In 15 months I ( and you! ) may not have this option.

(Sun Nov 08 1998 23:51 - ID#408170)
The well oiled money machine
It's hard to comprehend the all the reasons for the stock markets
manic rise and continued strength . The list of historical abnormalities
is as long as your arm.
One of the predominate features of this new land scape, even the main
support column, has to be the ( Selling Machine ) that has been created in
the last 20 years.
I have a family member , a VP in a well known bank. Their job description
has gone from banker...... to mutual fund salesman.
These people go through one artificial mutual fund insemination after another,

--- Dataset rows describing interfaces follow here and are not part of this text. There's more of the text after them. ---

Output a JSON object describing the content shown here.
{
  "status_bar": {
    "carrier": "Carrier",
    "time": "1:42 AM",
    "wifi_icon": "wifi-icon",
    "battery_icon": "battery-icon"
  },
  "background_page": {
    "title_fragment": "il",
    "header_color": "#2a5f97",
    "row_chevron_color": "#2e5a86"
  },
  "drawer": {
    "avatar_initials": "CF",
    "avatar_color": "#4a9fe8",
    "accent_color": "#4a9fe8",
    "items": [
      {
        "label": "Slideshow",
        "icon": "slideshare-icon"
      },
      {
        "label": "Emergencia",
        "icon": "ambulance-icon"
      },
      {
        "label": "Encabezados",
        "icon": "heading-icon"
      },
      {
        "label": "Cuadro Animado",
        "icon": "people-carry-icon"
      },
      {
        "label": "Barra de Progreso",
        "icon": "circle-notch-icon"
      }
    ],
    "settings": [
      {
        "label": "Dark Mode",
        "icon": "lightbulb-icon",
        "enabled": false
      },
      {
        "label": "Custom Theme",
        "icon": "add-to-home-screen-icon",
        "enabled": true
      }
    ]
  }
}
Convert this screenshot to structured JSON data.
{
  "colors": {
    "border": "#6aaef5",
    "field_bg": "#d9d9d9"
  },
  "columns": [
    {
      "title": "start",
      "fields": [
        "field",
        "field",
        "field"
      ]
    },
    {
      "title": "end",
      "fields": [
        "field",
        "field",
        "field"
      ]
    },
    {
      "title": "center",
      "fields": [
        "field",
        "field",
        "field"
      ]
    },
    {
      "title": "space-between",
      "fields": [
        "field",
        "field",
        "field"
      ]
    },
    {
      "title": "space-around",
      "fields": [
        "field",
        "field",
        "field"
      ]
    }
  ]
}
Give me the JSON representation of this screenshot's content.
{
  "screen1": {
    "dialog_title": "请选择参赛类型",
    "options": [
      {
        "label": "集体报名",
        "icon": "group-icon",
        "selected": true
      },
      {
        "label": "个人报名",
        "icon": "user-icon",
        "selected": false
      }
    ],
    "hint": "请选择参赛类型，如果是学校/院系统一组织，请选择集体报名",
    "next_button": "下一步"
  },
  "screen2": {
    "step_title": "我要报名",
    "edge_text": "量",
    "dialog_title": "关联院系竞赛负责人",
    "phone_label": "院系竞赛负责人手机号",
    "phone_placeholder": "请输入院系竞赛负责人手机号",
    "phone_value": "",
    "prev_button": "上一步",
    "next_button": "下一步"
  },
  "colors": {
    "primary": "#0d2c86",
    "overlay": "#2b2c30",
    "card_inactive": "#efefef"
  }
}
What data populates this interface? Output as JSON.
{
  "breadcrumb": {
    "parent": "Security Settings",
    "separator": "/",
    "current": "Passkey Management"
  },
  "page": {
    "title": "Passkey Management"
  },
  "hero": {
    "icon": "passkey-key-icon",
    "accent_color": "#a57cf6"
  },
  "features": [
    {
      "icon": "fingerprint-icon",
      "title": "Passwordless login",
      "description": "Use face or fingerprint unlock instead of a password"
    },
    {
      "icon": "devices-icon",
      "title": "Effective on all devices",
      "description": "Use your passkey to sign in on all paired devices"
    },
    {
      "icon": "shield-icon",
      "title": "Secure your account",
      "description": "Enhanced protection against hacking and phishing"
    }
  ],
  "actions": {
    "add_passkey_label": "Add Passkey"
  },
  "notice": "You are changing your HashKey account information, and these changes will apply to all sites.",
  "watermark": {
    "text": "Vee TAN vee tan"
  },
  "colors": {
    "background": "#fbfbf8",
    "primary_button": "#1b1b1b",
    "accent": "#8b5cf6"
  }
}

endless seminars, never ending classes, awards, trips, you name it.
His office was "plain Jane" with file cabinets ( 20yag ) , now a "Sales Boutique"
complete with wall charts, brochures, suckers for the kids.
They don't know hockey.. about stocks, just say what they are told, rote.
When banks were first permitted to sell stocks, he was given a separate office
by law, to conduct sales. Hell, they've now they broken out the walls. The
sales office is twice the size, and, the brokers, Ops! ( Bankers ) have tripled,
tellers have decreased.
( Spread the word ) , There's Money in Gambling... RB.